▸ Work required
From the listing below, return every line with the string "icon" in it.

____ Records to use

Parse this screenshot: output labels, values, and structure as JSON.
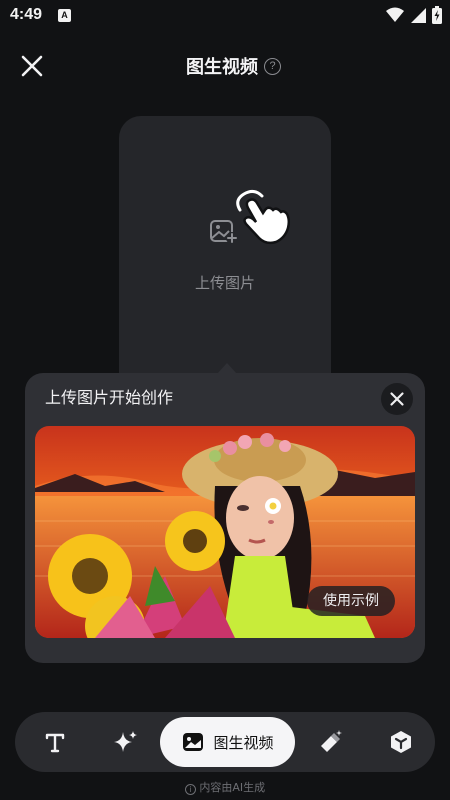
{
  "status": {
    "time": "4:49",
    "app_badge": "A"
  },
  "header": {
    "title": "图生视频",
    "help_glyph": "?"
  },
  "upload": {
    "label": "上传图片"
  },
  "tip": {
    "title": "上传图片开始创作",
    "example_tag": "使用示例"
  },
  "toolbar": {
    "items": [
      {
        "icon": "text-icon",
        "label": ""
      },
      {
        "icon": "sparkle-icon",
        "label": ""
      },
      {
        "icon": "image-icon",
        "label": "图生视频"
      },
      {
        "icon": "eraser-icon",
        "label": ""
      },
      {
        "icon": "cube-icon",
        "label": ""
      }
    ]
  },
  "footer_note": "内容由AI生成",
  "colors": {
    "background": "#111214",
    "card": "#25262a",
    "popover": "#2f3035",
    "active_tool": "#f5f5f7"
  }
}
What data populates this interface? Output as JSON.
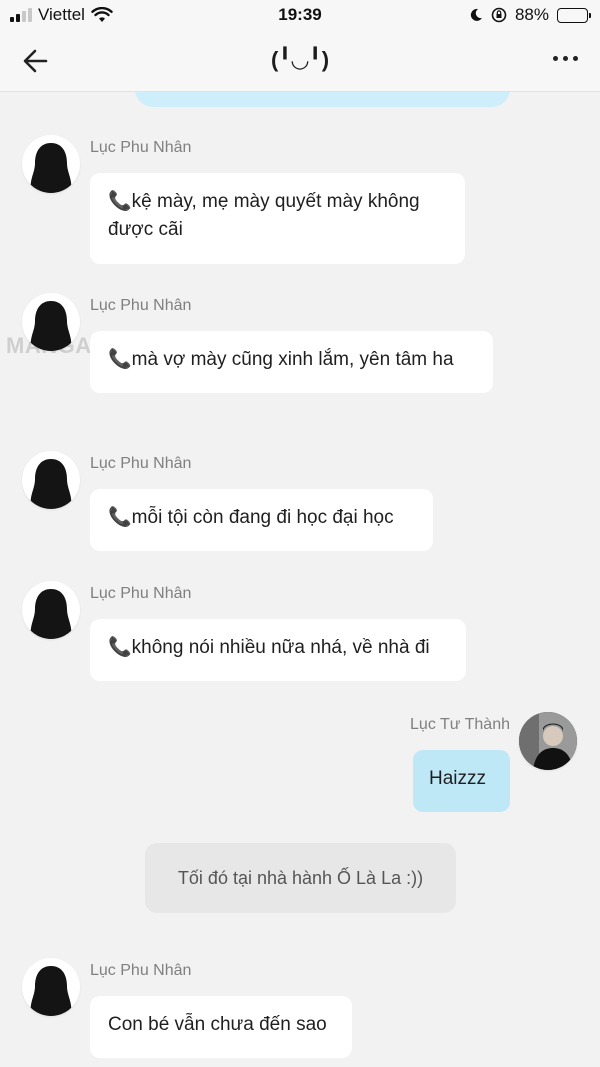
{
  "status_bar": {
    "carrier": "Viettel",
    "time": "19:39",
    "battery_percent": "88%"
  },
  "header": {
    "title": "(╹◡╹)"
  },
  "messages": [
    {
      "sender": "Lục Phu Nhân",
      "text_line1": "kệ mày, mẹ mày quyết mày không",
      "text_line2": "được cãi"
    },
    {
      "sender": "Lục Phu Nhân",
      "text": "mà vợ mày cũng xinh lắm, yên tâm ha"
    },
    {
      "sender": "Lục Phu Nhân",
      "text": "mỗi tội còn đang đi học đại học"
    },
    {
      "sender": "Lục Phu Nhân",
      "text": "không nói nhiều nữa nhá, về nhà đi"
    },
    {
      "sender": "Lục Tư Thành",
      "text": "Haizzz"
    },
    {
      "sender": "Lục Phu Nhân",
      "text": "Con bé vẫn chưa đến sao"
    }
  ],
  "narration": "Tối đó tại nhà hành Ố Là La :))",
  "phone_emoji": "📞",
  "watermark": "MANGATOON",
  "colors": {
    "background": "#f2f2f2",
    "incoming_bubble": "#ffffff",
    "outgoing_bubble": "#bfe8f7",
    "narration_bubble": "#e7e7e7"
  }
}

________

▸ Solution to this problem
        "icon": "text-icon",
        "icon": "sparkle-icon",
        "icon": "image-icon",
        "icon": "eraser-icon",
        "icon": "cube-icon",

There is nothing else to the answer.